The other day, after driving up the mountain to buy apples to peel and freeze, “my boy” decided to try to catch butterflies. They were beautiful and they were everywhere. He is 5 and his logic is catching up to his enthusiasm ~ he ran from bush to bush and chased butterfly after butterfly until he finally figured out that it was easier once the butterfly had landed on a flower.
Sometimes, my teaching is like this, too. My enthusiasm needs to chill so my planning can catch up. Sometimes I run around trying to “catch” my kids and “learn them something”. And sometimes I plan and plan and plan and I still miss.

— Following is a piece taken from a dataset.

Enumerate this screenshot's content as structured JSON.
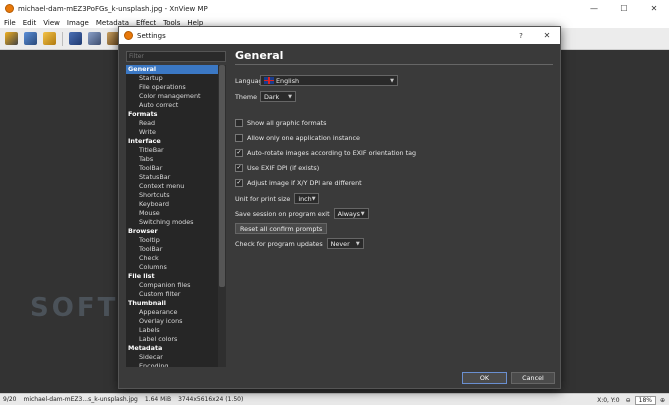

Yesterday, though, I was in the middle of my lesson about how to write detailed, thoughtful answers to open-ended questions and I caught a butterfly out of thin air. I was part way through, after having planned for a couple hours last week, and completely changed my whole process (anyone else experience these epiphany-type ideas?)… Instead of just having my students write immediately after instructions, I had them write on a post-it what they were thinking. Once they had done that, I put them in pairs to discuss their thinking. I showed them examples and non-examples of useful feedback….. and only THEN did they write. And you know what…. it worked… My kids, who just Monday thought writing more than yes, no, idk… those same kids told me today that writing wasn’t hard if they could think first…. “hello”… I’ve never done this before because?????
So, yeah, it’s hard to catch butterflies out of thin air… and I don’t recommend NOT lesson planning just because we get some awesome ideas in the middle of class… but I rejoice when something good happens…. especially when I feel like I’m just chasing butterflies.
Happy butterfly catching!
P.S. Post-its (any brand) are an amazing teaching tool… if you don’t use them… you totally should 🙂 Just some friendly advice!